In order for you not to make any silly mistakes of this kind (even though it can be quite funny to mix up your proverbs), we collected a handful of quite common proverbs in Dutch and their English translations and equivalents. Learn them by heart and impress your Dutch friends!
Since bikes are at the very heart of Dutch culture, we’ll start with a proverb using this beloved way of transport: “Wat heb ik nou weer aan mijn fiets hangen?” As you can see by the question mark, it is indeed a question. Literally you say: ‘What’s that dangling from my bike?” Quite weird, right? You’d better use the English equivalent: “Hey, what’s all that?” (But the Dutch variant is cuter, right?)
If you’ve been lucky enough to find a job in Utrecht and you can get there without any weird items dangling from your bike, we most certainly hope that it won’t get you no dry bread. Come again? In case you’ve been as unlucky as getting a job that doesn’t pay enough ‘to keep body and soul together’, in Dutch you say: “Het levert geen droog brood op.” Literally this means that it doesn’t even get you dry bread or, as the Americans say: “It doesn’t pay beans!”
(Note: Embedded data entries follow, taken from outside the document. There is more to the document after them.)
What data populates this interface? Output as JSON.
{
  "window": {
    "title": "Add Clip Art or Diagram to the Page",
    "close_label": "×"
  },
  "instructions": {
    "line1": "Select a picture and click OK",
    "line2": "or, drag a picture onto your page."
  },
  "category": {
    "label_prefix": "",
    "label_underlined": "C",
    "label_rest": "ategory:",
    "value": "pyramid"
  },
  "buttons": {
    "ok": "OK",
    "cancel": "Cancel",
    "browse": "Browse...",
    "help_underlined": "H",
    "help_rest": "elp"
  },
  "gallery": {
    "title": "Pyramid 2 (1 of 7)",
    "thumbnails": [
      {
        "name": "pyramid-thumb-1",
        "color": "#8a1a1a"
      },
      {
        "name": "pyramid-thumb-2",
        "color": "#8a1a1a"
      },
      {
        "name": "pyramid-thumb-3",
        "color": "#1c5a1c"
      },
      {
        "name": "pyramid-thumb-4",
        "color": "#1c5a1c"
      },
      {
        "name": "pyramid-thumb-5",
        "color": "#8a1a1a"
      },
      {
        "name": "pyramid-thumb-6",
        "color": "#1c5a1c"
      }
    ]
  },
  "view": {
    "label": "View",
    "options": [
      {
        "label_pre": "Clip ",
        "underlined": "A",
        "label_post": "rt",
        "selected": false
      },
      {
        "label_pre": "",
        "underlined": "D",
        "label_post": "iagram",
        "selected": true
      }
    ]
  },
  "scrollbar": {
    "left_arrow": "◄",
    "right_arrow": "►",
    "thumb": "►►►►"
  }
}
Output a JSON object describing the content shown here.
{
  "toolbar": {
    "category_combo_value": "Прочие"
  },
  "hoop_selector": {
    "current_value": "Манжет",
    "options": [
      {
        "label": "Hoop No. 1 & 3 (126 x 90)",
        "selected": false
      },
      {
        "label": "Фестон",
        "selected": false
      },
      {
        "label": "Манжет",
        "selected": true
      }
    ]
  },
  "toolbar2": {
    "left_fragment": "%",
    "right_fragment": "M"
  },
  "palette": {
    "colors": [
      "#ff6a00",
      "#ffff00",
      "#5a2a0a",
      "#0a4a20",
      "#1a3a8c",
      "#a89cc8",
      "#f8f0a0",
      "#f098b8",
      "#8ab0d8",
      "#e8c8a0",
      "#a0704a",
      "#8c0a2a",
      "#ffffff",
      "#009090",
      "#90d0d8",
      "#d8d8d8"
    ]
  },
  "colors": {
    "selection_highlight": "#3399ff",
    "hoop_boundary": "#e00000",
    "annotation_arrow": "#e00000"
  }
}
Talking about food, how about these? “Dat wordt brood met pindakaas”, or this beauty “Koken voor een weeshuis”. You may have heard of pindakaas, which means peanut butter. It goes well with… right: dry bread! “Dat wordt brood met pindakaas” is not officially a proverb, but it is figurative speech. When you’re running out of money but still have some time to go till your next pay check, you can say that you’re going to have to make sandwiches with peanut butter – as opposed to more fancy stuff like a piece of good old Gouda cheese with pear chutney, for instance (yummy!). Because peanut butter is quite cheap, this is a nice way of figuratively saying that you don’t have a lot of money at the moment.
On the contrary, if all is well and you have plenty of money to buy big amounts of food and you cook it all at the same time, you can say: “Koken voor een weeshuis.” This means ‘to cook for an orphanage’. The meaning of this should be rather clear, but in correct English you may want to use army instead. Assuming you don’t have an army at home to feed, hopefully there’ll be someone who’s got “berehonger”: who ‘feels like he can eat a horse’. And in case that shouldn’t be enough, you can always bake some (different) cookies!
By Tessa Vermeir